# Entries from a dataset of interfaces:
%%

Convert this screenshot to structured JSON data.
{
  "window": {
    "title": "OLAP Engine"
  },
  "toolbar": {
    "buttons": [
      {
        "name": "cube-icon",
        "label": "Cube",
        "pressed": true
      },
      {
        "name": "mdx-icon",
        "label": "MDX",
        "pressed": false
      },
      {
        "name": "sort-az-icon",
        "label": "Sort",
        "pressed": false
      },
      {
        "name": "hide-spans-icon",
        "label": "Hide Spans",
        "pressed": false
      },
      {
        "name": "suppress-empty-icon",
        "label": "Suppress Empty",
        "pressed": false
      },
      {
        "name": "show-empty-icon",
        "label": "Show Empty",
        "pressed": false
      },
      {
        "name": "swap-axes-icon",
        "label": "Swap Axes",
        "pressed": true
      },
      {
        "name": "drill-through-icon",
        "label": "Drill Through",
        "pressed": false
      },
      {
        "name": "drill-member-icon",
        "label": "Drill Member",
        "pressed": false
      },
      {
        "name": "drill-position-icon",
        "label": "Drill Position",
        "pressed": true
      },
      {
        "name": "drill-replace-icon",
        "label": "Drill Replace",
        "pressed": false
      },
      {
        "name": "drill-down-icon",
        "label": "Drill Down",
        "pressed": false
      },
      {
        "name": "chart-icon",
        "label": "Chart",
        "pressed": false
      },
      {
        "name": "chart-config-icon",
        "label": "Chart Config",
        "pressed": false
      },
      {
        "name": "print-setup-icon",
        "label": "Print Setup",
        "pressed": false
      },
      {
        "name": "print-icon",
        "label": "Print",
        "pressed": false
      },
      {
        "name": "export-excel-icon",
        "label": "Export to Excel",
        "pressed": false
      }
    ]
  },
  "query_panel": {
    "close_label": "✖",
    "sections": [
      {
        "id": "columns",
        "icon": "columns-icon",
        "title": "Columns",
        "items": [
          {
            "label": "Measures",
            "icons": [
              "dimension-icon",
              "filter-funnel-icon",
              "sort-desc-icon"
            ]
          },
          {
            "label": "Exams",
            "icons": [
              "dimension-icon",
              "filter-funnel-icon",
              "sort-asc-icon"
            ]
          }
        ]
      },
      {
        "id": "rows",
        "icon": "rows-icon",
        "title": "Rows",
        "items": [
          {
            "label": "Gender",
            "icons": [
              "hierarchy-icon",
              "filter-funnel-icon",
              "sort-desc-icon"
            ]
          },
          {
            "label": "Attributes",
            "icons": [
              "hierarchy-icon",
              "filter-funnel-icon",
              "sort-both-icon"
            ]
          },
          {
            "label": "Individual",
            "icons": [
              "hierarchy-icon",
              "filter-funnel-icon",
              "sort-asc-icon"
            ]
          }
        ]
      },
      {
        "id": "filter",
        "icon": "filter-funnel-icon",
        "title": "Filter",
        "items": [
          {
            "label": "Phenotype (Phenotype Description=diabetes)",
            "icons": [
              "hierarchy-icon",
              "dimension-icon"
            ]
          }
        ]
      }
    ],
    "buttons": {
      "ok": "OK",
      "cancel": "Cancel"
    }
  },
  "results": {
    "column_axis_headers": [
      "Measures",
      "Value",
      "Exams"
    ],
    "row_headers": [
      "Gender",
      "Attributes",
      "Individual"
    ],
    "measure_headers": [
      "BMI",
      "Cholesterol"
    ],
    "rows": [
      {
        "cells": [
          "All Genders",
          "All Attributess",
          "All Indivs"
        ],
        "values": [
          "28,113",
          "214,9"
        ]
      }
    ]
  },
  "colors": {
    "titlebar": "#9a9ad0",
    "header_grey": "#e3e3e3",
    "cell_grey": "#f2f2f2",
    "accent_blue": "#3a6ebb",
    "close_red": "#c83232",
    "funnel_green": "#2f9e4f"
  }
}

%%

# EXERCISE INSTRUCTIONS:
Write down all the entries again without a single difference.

# ANSWER SECTION:
Convert this screenshot to structured JSON data.
{
  "window": {
    "title": "OLAP Engine"
  },
  "toolbar": {
    "buttons": [
      {
        "name": "cube-icon",
        "label": "Cube",
        "pressed": true
      },
      {
        "name": "mdx-icon",
        "label": "MDX",
        "pressed": false
      },
      {
        "name": "sort-az-icon",
        "label": "Sort",
        "pressed": false
      },
      {
        "name": "hide-spans-icon",
        "label": "Hide Spans",
        "pressed": false
      },
      {
        "name": "suppress-empty-icon",
        "label": "Suppress Empty",
        "pressed": false
      },
      {
        "name": "show-empty-icon",
        "label": "Show Empty",
        "pressed": false
      },
      {
        "name": "swap-axes-icon",
        "label": "Swap Axes",
        "pressed": true
      },
      {
        "name": "drill-through-icon",
        "label": "Drill Through",
        "pressed": false
      },
      {
        "name": "drill-member-icon",
        "label": "Drill Member",
        "pressed": false
      },
      {
        "name": "drill-position-icon",
        "label": "Drill Position",
        "pressed": true
      },
      {
        "name": "drill-replace-icon",
        "label": "Drill Replace",
        "pressed": false
      },
      {
        "name": "drill-down-icon",
        "label": "Drill Down",
        "pressed": false
      },
      {
        "name": "chart-icon",
        "label": "Chart",
        "pressed": false
      },
      {
        "name": "chart-config-icon",
        "label": "Chart Config",
        "pressed": false
      },
      {
        "name": "print-setup-icon",
        "label": "Print Setup",
        "pressed": false
      },
      {
        "name": "print-icon",
        "label": "Print",
        "pressed": false
      },
      {
        "name": "export-excel-icon",
        "label": "Export to Excel",
        "pressed": false
      }
    ]
  },
  "query_panel": {
    "close_label": "✖",
    "sections": [
      {
        "id": "columns",
        "icon": "columns-icon",
        "title": "Columns",
        "items": [
          {
            "label": "Measures",
            "icons": [
              "dimension-icon",
              "filter-funnel-icon",
              "sort-desc-icon"
            ]
          },
          {
            "label": "Exams",
            "icons": [
              "dimension-icon",
              "filter-funnel-icon",
              "sort-asc-icon"
            ]
          }
        ]
      },
      {
        "id": "rows",
        "icon": "rows-icon",
        "title": "Rows",
        "items": [
          {
            "label": "Gender",
            "icons": [
              "hierarchy-icon",
              "filter-funnel-icon",
              "sort-desc-icon"
            ]
          },
          {
            "label": "Attributes",
            "icons": [
              "hierarchy-icon",
              "filter-funnel-icon",
              "sort-both-icon"
            ]
          },
          {
            "label": "Individual",
            "icons": [
              "hierarchy-icon",
              "filter-funnel-icon",
              "sort-asc-icon"
            ]
          }
        ]
      },
      {
        "id": "filter",
        "icon": "filter-funnel-icon",
        "title": "Filter",
        "items": [
          {
            "label": "Phenotype (Phenotype Description=diabetes)",
            "icons": [
              "hierarchy-icon",
              "dimension-icon"
            ]
          }
        ]
      }
    ],
    "buttons": {
      "ok": "OK",
      "cancel": "Cancel"
    }
  },
  "results": {
    "column_axis_headers": [
      "Measures",
      "Value",
      "Exams"
    ],
    "row_headers": [
      "Gender",
      "Attributes",
      "Individual"
    ],
    "measure_headers": [
      "BMI",
      "Cholesterol"
    ],
    "rows": [
      {
        "cells": [
          "All Genders",
          "All Attributess",
          "All Indivs"
        ],
        "values": [
          "28,113",
          "214,9"
        ]
      }
    ]
  },
  "colors": {
    "titlebar": "#9a9ad0",
    "header_grey": "#e3e3e3",
    "cell_grey": "#f2f2f2",
    "accent_blue": "#3a6ebb",
    "close_red": "#c83232",
    "funnel_green": "#2f9e4f"
  }
}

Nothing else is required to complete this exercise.